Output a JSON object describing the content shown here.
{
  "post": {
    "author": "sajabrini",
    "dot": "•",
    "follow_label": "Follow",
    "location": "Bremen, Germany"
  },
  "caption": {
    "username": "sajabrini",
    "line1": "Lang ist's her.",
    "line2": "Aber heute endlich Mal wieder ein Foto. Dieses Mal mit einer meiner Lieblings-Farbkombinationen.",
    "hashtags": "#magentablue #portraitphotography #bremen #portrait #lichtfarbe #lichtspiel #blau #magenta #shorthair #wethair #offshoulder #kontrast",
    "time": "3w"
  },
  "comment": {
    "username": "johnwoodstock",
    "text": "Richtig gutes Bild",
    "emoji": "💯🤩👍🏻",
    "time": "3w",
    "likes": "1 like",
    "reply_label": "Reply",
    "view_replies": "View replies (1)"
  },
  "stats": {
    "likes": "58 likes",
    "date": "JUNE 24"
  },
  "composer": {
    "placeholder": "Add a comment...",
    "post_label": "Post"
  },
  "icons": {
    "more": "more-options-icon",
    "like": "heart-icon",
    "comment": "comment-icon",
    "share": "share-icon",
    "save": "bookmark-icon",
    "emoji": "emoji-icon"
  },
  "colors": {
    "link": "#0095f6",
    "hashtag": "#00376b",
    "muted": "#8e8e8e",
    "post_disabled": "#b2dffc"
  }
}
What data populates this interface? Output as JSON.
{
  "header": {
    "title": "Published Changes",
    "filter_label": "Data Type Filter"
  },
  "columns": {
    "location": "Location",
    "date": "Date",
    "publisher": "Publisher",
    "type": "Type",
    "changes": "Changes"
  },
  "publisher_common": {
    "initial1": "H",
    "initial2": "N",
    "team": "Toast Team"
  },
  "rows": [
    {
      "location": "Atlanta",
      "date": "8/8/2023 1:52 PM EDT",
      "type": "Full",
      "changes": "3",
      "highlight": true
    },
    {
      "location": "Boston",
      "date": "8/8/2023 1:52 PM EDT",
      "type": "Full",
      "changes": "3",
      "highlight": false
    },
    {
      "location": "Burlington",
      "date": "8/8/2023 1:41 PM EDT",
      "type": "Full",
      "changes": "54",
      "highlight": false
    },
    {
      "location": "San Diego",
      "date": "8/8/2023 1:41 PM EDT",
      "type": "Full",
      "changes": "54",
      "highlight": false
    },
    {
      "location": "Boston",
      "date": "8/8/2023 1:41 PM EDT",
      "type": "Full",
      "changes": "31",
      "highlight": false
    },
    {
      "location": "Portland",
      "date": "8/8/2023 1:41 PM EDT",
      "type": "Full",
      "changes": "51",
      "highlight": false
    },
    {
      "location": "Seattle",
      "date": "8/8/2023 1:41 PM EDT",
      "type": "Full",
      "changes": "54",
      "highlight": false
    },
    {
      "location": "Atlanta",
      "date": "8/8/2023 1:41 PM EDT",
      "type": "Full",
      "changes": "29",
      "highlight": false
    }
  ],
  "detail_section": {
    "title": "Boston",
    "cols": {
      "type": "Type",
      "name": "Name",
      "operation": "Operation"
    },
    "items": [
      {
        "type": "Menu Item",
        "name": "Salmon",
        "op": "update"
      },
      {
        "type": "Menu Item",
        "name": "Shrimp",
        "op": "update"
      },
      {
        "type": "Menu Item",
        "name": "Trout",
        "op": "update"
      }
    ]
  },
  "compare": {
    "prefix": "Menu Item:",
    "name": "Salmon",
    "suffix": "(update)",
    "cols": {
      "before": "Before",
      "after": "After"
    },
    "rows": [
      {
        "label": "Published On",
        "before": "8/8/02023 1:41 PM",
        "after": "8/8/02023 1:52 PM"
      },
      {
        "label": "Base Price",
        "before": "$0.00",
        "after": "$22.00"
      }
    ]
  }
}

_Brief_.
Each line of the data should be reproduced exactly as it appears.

_Reply to the task_.
Output a JSON object describing the content shown here.
{
  "post": {
    "author": "sajabrini",
    "dot": "•",
    "follow_label": "Follow",
    "location": "Bremen, Germany"
  },
  "caption": {
    "username": "sajabrini",
    "line1": "Lang ist's her.",
    "line2": "Aber heute endlich Mal wieder ein Foto. Dieses Mal mit einer meiner Lieblings-Farbkombinationen.",
    "hashtags": "#magentablue #portraitphotography #bremen #portrait #lichtfarbe #lichtspiel #blau #magenta #shorthair #wethair #offshoulder #kontrast",
    "time": "3w"
  },
  "comment": {
    "username": "johnwoodstock",
    "text": "Richtig gutes Bild",
    "emoji": "💯🤩👍🏻",
    "time": "3w",
    "likes": "1 like",
    "reply_label": "Reply",
    "view_replies": "View replies (1)"
  },
  "stats": {
    "likes": "58 likes",
    "date": "JUNE 24"
  },
  "composer": {
    "placeholder": "Add a comment...",
    "post_label": "Post"
  },
  "icons": {
    "more": "more-options-icon",
    "like": "heart-icon",
    "comment": "comment-icon",
    "share": "share-icon",
    "save": "bookmark-icon",
    "emoji": "emoji-icon"
  },
  "colors": {
    "link": "#0095f6",
    "hashtag": "#00376b",
    "muted": "#8e8e8e",
    "post_disabled": "#b2dffc"
  }
}
What data populates this interface? Output as JSON.
{
  "header": {
    "title": "Published Changes",
    "filter_label": "Data Type Filter"
  },
  "columns": {
    "location": "Location",
    "date": "Date",
    "publisher": "Publisher",
    "type": "Type",
    "changes": "Changes"
  },
  "publisher_common": {
    "initial1": "H",
    "initial2": "N",
    "team": "Toast Team"
  },
  "rows": [
    {
      "location": "Atlanta",
      "date": "8/8/2023 1:52 PM EDT",
      "type": "Full",
      "changes": "3",
      "highlight": true
    },
    {
      "location": "Boston",
      "date": "8/8/2023 1:52 PM EDT",
      "type": "Full",
      "changes": "3",
      "highlight": false
    },
    {
      "location": "Burlington",
      "date": "8/8/2023 1:41 PM EDT",
      "type": "Full",
      "changes": "54",
      "highlight": false
    },
    {
      "location": "San Diego",
      "date": "8/8/2023 1:41 PM EDT",
      "type": "Full",
      "changes": "54",
      "highlight": false
    },
    {
      "location": "Boston",
      "date": "8/8/2023 1:41 PM EDT",
      "type": "Full",
      "changes": "31",
      "highlight": false
    },
    {
      "location": "Portland",
      "date": "8/8/2023 1:41 PM EDT",
      "type": "Full",
      "changes": "51",
      "highlight": false
    },
    {
      "location": "Seattle",
      "date": "8/8/2023 1:41 PM EDT",
      "type": "Full",
      "changes": "54",
      "highlight": false
    },
    {
      "location": "Atlanta",
      "date": "8/8/2023 1:41 PM EDT",
      "type": "Full",
      "changes": "29",
      "highlight": false
    }
  ],
  "detail_section": {
    "title": "Boston",
    "cols": {
      "type": "Type",
      "name": "Name",
      "operation": "Operation"
    },
    "items": [
      {
        "type": "Menu Item",
        "name": "Salmon",
        "op": "update"
      },
      {
        "type": "Menu Item",
        "name": "Shrimp",
        "op": "update"
      },
      {
        "type": "Menu Item",
        "name": "Trout",
        "op": "update"
      }
    ]
  },
  "compare": {
    "prefix": "Menu Item:",
    "name": "Salmon",
    "suffix": "(update)",
    "cols": {
      "before": "Before",
      "after": "After"
    },
    "rows": [
      {
        "label": "Published On",
        "before": "8/8/02023 1:41 PM",
        "after": "8/8/02023 1:52 PM"
      },
      {
        "label": "Base Price",
        "before": "$0.00",
        "after": "$22.00"
      }
    ]
  }
}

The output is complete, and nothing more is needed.